As the NBA season nears its end, the playoff picture is ever-changing. The defending champion Dallas Mavericks have ridden a losing streak to the No. 7 spot in the tough-as-nails Western Conference. Out east, the Philadelphia 76ers have lost their grip on the Atlantic Division and are now the lowly No. 8 seed.
Needless to say, with all of the speeding and stumbling that's going on, the next few weeks are going to be insane to watch. Just how far can Carmelo Anthony carry the New York Knicks without Amar'e Stoudemire or Jeremy Lin helping him? Can the Los Angeles Lakers maintain their shrinking hold on the Pacific Division?
More importantly, can anyone stop the San Antonio Spurs?
Let's have a look at the speeding and stumbling teams, and maybe we'll find some answers.
Poor Doug Collins. He coaches a Sixers team that has been the epitome of team play all season long but has no true star who can take over in crucial games. The fact that bench player Lou Williams is the team's leading scorer is a testament to how well everyone shares the ball, but also a curse in that there's no way of telling just how much he'll contribute in one night.
The facts are simple. Philadelphia started out great but has now lost its grip on the Atlantic Division after a crushing defeat against the Boston Celtics earlier tonight. It is the Sixers' fourth consecutive loss, and as a result they are now the lowly No. 8 seed in the East.
With the Knicks red-hot and another team right on its tail, Philadelphia needs to establish an alpha dog who can take over late in games. Otherwise it's doomed to be a perennial low seed.
Say what you want about Monta Ellis, but his being traded to the Bucks has done wonders for the team. Once considered down and out thanks to injuries and inconsistency, they've won four games in a row and are clawing and scratching their way towards a playoff spot. At the moment, they're hot on the trails of both the Sixers and the Knicks.

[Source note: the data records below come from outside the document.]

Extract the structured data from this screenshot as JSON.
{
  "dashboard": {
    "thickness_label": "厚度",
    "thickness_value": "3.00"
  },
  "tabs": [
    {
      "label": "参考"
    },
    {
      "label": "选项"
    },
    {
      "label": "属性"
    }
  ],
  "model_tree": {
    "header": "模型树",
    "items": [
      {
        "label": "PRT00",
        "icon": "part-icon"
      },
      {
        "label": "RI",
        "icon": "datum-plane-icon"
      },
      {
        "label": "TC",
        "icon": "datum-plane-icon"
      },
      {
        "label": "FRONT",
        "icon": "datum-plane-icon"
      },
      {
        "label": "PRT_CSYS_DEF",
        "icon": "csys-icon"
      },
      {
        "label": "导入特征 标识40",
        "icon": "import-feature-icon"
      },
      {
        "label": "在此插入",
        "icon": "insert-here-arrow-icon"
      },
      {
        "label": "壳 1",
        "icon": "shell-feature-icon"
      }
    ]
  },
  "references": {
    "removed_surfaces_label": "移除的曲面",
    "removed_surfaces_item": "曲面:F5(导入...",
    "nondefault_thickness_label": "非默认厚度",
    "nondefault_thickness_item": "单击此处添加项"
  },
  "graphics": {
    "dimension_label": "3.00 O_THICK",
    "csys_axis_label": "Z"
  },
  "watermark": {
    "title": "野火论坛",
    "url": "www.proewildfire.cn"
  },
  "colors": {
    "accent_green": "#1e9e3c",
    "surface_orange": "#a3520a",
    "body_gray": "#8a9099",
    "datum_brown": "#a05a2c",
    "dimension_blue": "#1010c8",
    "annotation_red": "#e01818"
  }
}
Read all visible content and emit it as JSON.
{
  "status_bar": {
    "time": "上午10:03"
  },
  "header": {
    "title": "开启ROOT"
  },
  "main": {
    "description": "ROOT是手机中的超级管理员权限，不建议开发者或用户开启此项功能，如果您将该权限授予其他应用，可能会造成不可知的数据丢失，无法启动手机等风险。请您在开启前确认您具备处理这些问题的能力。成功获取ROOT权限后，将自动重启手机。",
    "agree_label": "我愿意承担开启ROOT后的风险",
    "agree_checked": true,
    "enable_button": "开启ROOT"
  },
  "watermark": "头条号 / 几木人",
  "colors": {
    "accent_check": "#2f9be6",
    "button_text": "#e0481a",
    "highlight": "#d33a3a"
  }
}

Their schedule ahead is tough, but if they keep exhibiting the toughness they've shown during this winning streak, then that final playoff spot is theirs for the taking.
Last year, the Mavericks out-defended and out-shot the opposition all the way to an NBA championship. Then free agency happened, and they lost some key contributors in point guard J.J. Barea and center Tyson Chandler.
This year, Dirk Nowitzki and co. have been horribly inconsistent as they struggle to do their best without a dominant big man or another electrifying bench player to help out free-agent-to-be Jason Terry.
Were the season to end today, their first-round playoff matchup would be against the Oklahoma City Thunder, who they defeated in last year's Western Conference finals. Call me crazy, but I'm pretty sure that the Thunder would get their revenge in that series.
Caron Butler's shooting touch has made its return, as the Clippers are slowly creeping their way back toward the top of the Pacific Division. Given the state of the team ahead of them, Lob City could very well become heavily populated come playoff time.
Clipper Darrell, that's your cue!
The way the Magic have played as of late, Dwight Howard is probably having some regrets about signing that opt-in clause. The team has lost five of its last six, including two crushing defeats at the hands of the New York Knicks.
Throw in some since-refuted remarks from coach Stan Van Gundy about how Howard wants him fired, and this is a clubhouse nightmare that would make Freddy Krueger scared. Given how Orlando has slipped to the No. 6 spot in the East and shares a division with tough Miami and Atlanta teams, this is a ship that needs to be righted, and fast.
A generally old roster that has gone on an 11-game winning streak since re-acquiring Stephen Jackson and is currently tops in the Western Conference? Why yes, I will pick them to go far in the playoffs!
I really don't know where to begin with the Lakers. They looked like an actual team after trading for Ramon Sessions, but the house recently started to crumble. Why? Because Andrew Bynum has started acting like a head case again.
Just a couple of days ago, he was ejected from the Lakers' game against the Houston Rockets. He had received his second technical foul after yelling at the Houston bench, and when asked about it, he was unapologetic and shrugged it off with a terse "stuff happens."
Combine that with the fact that team leader Kobe Bryant is day to day with a sore shin, and the Lakers have a lot of work to do if they want to win the Pacific Division, let alone win a third championship in four years.
Say what you want about the Knicks underperforming this year, not being a model of team play, etc. They've looked great recently even with blowing a fourth-quarter lead last week against the Indiana Pacers. Despite that, they've still destroyed the Orlando Magic twice.
More importantly, they just beat the NBA-best Chicago Bulls in overtime.
Ready for the crazy part? All of that was done without Jeremy Lin or Amar'e Stoudemire.
Simply put, the team has playoff fever, and once the postseason happens, it'll make teams that underestimated it regret doing so.